(Vito's latent proposition of a 'floating island' bobbing beyond the beach-head
fence which marks the border, was thwarted, for want of a decent boat builder,
by El Nino's predicted battery of the California coast. It remains a sorry phantom
of James Cameron's Titanic mega-set-now a 'museum'-twenty miles further
down the Baja coast.)
In the faded working class hilltop suburb of Villa Colonia there's no missing
Patricia Patterson's more humble titivation. La Casita, an appropriation-as-renovation
collaboration with a local gardener/plasterer, freshened up a simple stucco villa
in the heart of Tijuana's oldest working class neighbourhood. The result is a
richly coloured "performative landscape," a do-up of House and Garden-style
Latino peasant chic. This celebration of the "indigenous, not as spectacle,
but as a profoundly necessary articulation of our lives" (Patterson) had
the neighbours asking if there was a kindergarten opening on the site. The family
displaced by the exhibition and employed to oversee/be-seen-in-it during opening
hours, are privately planning to repaint their home white before returning.
Having visited around two thirds of forty inSITE-commissioned art works, I'm
still clinging to my faith in installation art's ability to offer potent moments
of reflection, even 'insight' into the power relations of community and place.
The very fact that the San Diego/Tijuana border subtends probably the most abrupt
gradient between poverty and wealth on earth renders oblique lyrical interventions
such as Jute Car and La Casita somewhat impotent. Despite the disclaimers,
the overwhelming experience of inSITE is one of cultural spectacle within which
those who live with the work in some sense become it. This obligatory exhibitionism
has its rewards.
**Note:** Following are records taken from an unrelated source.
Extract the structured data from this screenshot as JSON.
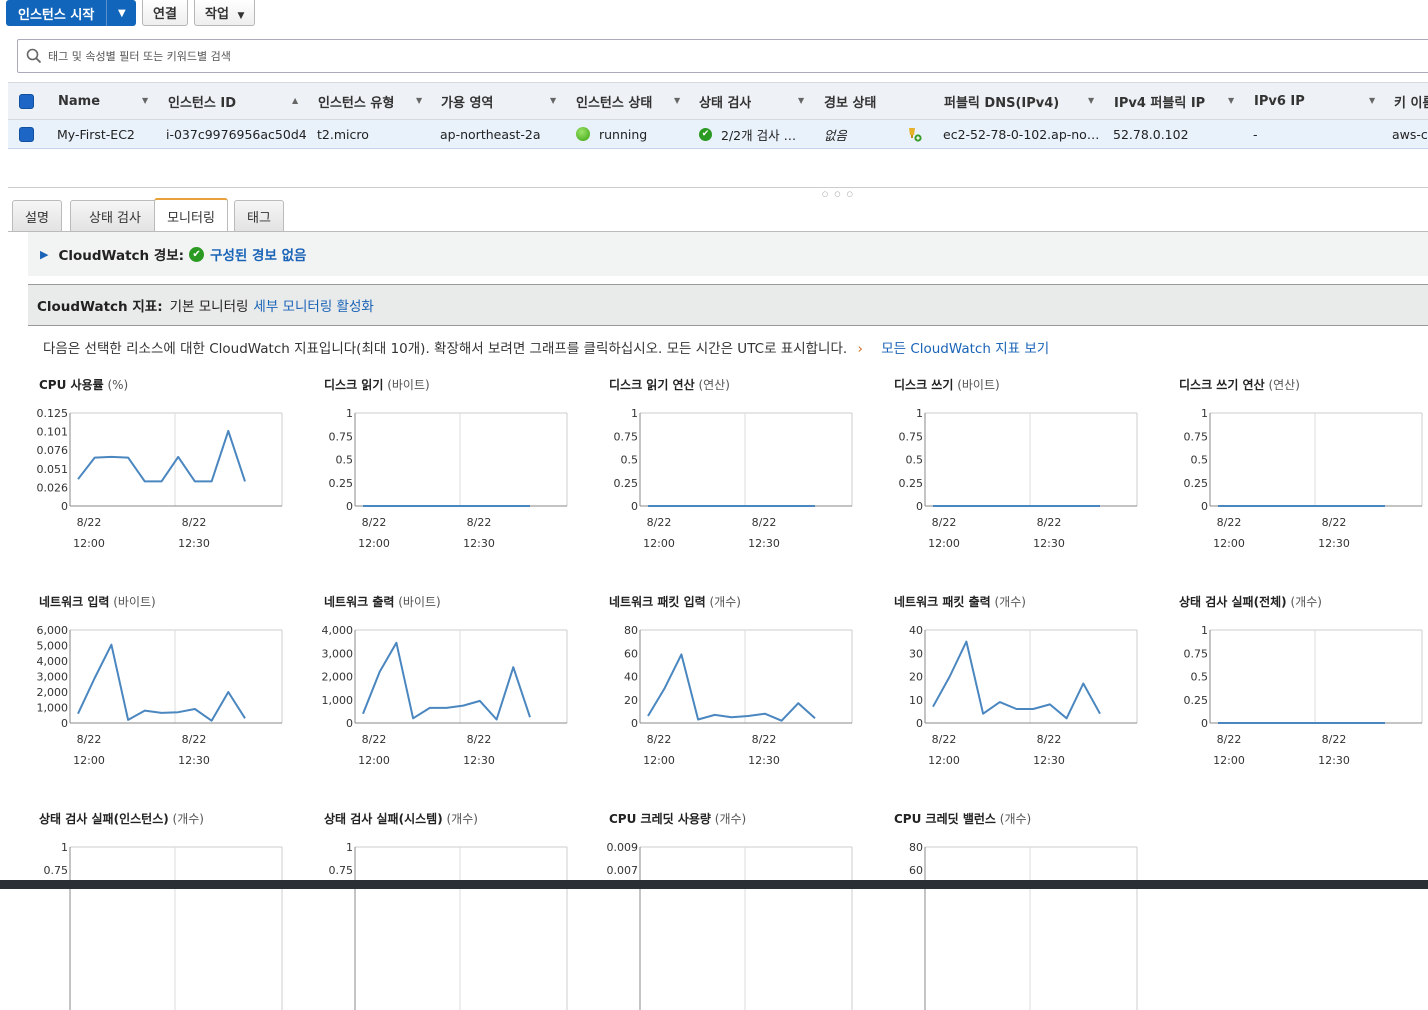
{
  "toolbar": {
    "launch": "인스턴스 시작",
    "connect": "연결",
    "actions": "작업"
  },
  "search": {
    "placeholder": "태그 및 속성별 필터 또는 키워드별 검색"
  },
  "table": {
    "headers": [
      "Name",
      "인스턴스 ID",
      "인스턴스 유형",
      "가용 영역",
      "인스턴스 상태",
      "상태 검사",
      "경보 상태",
      "퍼블릭 DNS(IPv4)",
      "IPv4 퍼블릭 IP",
      "IPv6 IP",
      "키 이름"
    ],
    "row": {
      "name": "My-First-EC2",
      "id": "i-037c9976956ac50d4",
      "type": "t2.micro",
      "zone": "ap-northeast-2a",
      "state": "running",
      "check": "2/2개 검사 …",
      "alarm": "없음",
      "dns": "ec2-52-78-0-102.ap-no…",
      "ipv4": "52.78.0.102",
      "ipv6": "-",
      "key": "aws-c"
    }
  },
  "tabs": [
    "설명",
    "상태 검사",
    "모니터링",
    "태그"
  ],
  "alarm": {
    "label": "CloudWatch 경보:",
    "link": "구성된 경보 없음"
  },
  "metrics": {
    "label": "CloudWatch 지표:",
    "basic": "기본 모니터링",
    "link": "세부 모니터링 활성화"
  },
  "desc": {
    "text": "다음은 선택한 리소스에 대한 CloudWatch 지표입니다(최대 10개). 확장해서 보려면 그래프를 클릭하십시오. 모든 시간은 UTC로 표시합니다.",
    "link": "모든 CloudWatch 지표 보기"
  },
  "colors": {
    "line": "#4a86bf",
    "primary": "#1166bb",
    "link": "#1a64b8"
  },
  "chart_data": [
    {
      "type": "line",
      "title": "CPU 사용률",
      "unit": "(%)",
      "yticks": [
        "0.125",
        "0.101",
        "0.076",
        "0.051",
        "0.026",
        "0"
      ],
      "ylim": [
        0,
        0.125
      ],
      "xticks": [
        [
          "8/22",
          "12:00"
        ],
        [
          "8/22",
          "12:30"
        ]
      ],
      "values": [
        0.036,
        0.065,
        0.066,
        0.065,
        0.033,
        0.033,
        0.066,
        0.033,
        0.033,
        0.101,
        0.033
      ]
    },
    {
      "type": "line",
      "title": "디스크 읽기",
      "unit": "(바이트)",
      "yticks": [
        "1",
        "0.75",
        "0.5",
        "0.25",
        "0"
      ],
      "ylim": [
        0,
        1
      ],
      "xticks": [
        [
          "8/22",
          "12:00"
        ],
        [
          "8/22",
          "12:30"
        ]
      ],
      "values": [
        0,
        0,
        0,
        0,
        0,
        0,
        0,
        0,
        0,
        0,
        0
      ]
    },
    {
      "type": "line",
      "title": "디스크 읽기 연산",
      "unit": "(연산)",
      "yticks": [
        "1",
        "0.75",
        "0.5",
        "0.25",
        "0"
      ],
      "ylim": [
        0,
        1
      ],
      "xticks": [
        [
          "8/22",
          "12:00"
        ],
        [
          "8/22",
          "12:30"
        ]
      ],
      "values": [
        0,
        0,
        0,
        0,
        0,
        0,
        0,
        0,
        0,
        0,
        0
      ]
    },
    {
      "type": "line",
      "title": "디스크 쓰기",
      "unit": "(바이트)",
      "yticks": [
        "1",
        "0.75",
        "0.5",
        "0.25",
        "0"
      ],
      "ylim": [
        0,
        1
      ],
      "xticks": [
        [
          "8/22",
          "12:00"
        ],
        [
          "8/22",
          "12:30"
        ]
      ],
      "values": [
        0,
        0,
        0,
        0,
        0,
        0,
        0,
        0,
        0,
        0,
        0
      ]
    },
    {
      "type": "line",
      "title": "디스크 쓰기 연산",
      "unit": "(연산)",
      "yticks": [
        "1",
        "0.75",
        "0.5",
        "0.25",
        "0"
      ],
      "ylim": [
        0,
        1
      ],
      "xticks": [
        [
          "8/22",
          "12:00"
        ],
        [
          "8/22",
          "12:30"
        ]
      ],
      "values": [
        0,
        0,
        0,
        0,
        0,
        0,
        0,
        0,
        0,
        0,
        0
      ]
    },
    {
      "type": "line",
      "title": "네트워크 입력",
      "unit": "(바이트)",
      "yticks": [
        "6,000",
        "5,000",
        "4,000",
        "3,000",
        "2,000",
        "1,000",
        "0"
      ],
      "ylim": [
        0,
        6000
      ],
      "xticks": [
        [
          "8/22",
          "12:00"
        ],
        [
          "8/22",
          "12:30"
        ]
      ],
      "values": [
        600,
        2900,
        5050,
        200,
        800,
        650,
        700,
        900,
        150,
        2000,
        300
      ]
    },
    {
      "type": "line",
      "title": "네트워크 출력",
      "unit": "(바이트)",
      "yticks": [
        "4,000",
        "3,000",
        "2,000",
        "1,000",
        "0"
      ],
      "ylim": [
        0,
        4000
      ],
      "xticks": [
        [
          "8/22",
          "12:00"
        ],
        [
          "8/22",
          "12:30"
        ]
      ],
      "values": [
        400,
        2200,
        3450,
        200,
        650,
        650,
        750,
        950,
        150,
        2400,
        250
      ]
    },
    {
      "type": "line",
      "title": "네트워크 패킷 입력",
      "unit": "(개수)",
      "yticks": [
        "80",
        "60",
        "40",
        "20",
        "0"
      ],
      "ylim": [
        0,
        80
      ],
      "xticks": [
        [
          "8/22",
          "12:00"
        ],
        [
          "8/22",
          "12:30"
        ]
      ],
      "values": [
        6,
        30,
        59,
        3,
        7,
        5,
        6,
        8,
        2,
        17,
        4
      ]
    },
    {
      "type": "line",
      "title": "네트워크 패킷 출력",
      "unit": "(개수)",
      "yticks": [
        "40",
        "30",
        "20",
        "10",
        "0"
      ],
      "ylim": [
        0,
        40
      ],
      "xticks": [
        [
          "8/22",
          "12:00"
        ],
        [
          "8/22",
          "12:30"
        ]
      ],
      "values": [
        7,
        20,
        35,
        4,
        9,
        6,
        6,
        8,
        2,
        17,
        4
      ]
    },
    {
      "type": "line",
      "title": "상태 검사 실패(전체)",
      "unit": "(개수)",
      "yticks": [
        "1",
        "0.75",
        "0.5",
        "0.25",
        "0"
      ],
      "ylim": [
        0,
        1
      ],
      "xticks": [
        [
          "8/22",
          "12:00"
        ],
        [
          "8/22",
          "12:30"
        ]
      ],
      "values": [
        0,
        0,
        0,
        0,
        0,
        0,
        0,
        0,
        0,
        0,
        0
      ]
    },
    {
      "type": "line",
      "title": "상태 검사 실패(인스턴스)",
      "unit": "(개수)",
      "yticks": [
        "1",
        "0.75"
      ],
      "ylim": [
        0,
        1
      ],
      "xticks": [],
      "values": []
    },
    {
      "type": "line",
      "title": "상태 검사 실패(시스템)",
      "unit": "(개수)",
      "yticks": [
        "1",
        "0.75"
      ],
      "ylim": [
        0,
        1
      ],
      "xticks": [],
      "values": []
    },
    {
      "type": "line",
      "title": "CPU 크레딧 사용량",
      "unit": "(개수)",
      "yticks": [
        "0.009",
        "0.007"
      ],
      "ylim": [
        0,
        0.009
      ],
      "xticks": [],
      "values": []
    },
    {
      "type": "line",
      "title": "CPU 크레딧 밸런스",
      "unit": "(개수)",
      "yticks": [
        "80",
        "60"
      ],
      "ylim": [
        0,
        80
      ],
      "xticks": [],
      "values": []
    }
  ]
}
First, inSITE employs neighbourhood residents as 'minders.'
Secondly, such cottage industry ingenuity harvests a rich stream of reciprocally
exotic art world tourists. La Casita's 'indigenous' housewife hawks crepe
paper flowers while in Colonia Libertad 'guides' solicit liberal tips from the
docent-led, wine-sipping San Diegan tour groups. But there are consequences to
this fundamentally inequitable exchange. A telescope, a video and Jute Car's
battery and lights have all been 'recycled' Tijuana-style. More telling perhaps,
is Jute Car's shattered windscreen. As an inSITE artist/technician put it "What
can you expect when the people are hungry."
On a more generous note, the Border Arts workshop opened their project in Maclovia
Rojas with a town carnival and rally. Maclovia Rojas is one of many communities
proliferating on the border, populated by southern migrants who labour at Maquidoras
(Korean and U.S. owned electronics sweat shops). The work is a fenced yard, containing
a small concrete building-one of the most substantial constructions in the town-in
which the Border Arts Workshop plan to maintain an arts and education programme.
Reflecting the Mexican socialist tradition mythologised by muralists Rivera,
Orozco and Siqueross, the yard's painted walls document the town's fight for
survival, and honour the assassinated farm union leader after whom the community
On first approach Maclovia Rojas presents an even darker spectacle than Colonia
Libertad. There's no running water, domestic electric flex is hooked illegally
and precariously from high tension cables, and then strewn across dirt streets.
There's no schooling for the children. Some of the homes are literally cardboard
boxes. A thousand families face eviction as Hyundai pressures the Mexican government
into allowing a plant expansion onto this small, bare hill, in preference to
the miles of unoccupied land which surround it.
The community invited U.S. guests to take part in this event; a parade and fair
for the children, which evolved into a heated political rally. These witnesses-with-cameras
provide protection from Government persecution, and heighten an embryonic media
awareness of the inequities embedded in the North American free-trade agreement.
This is the kind of urgency that the inSITE series arose from-though public funding
appears to have clipped its claws a little over the years. Despite minimal support
from their commissioning organisation, the Border Arts Workshop has responded
with generosity and conviction to the implicit tensions of the border region-inviting
'viewers' to commit to productive participation.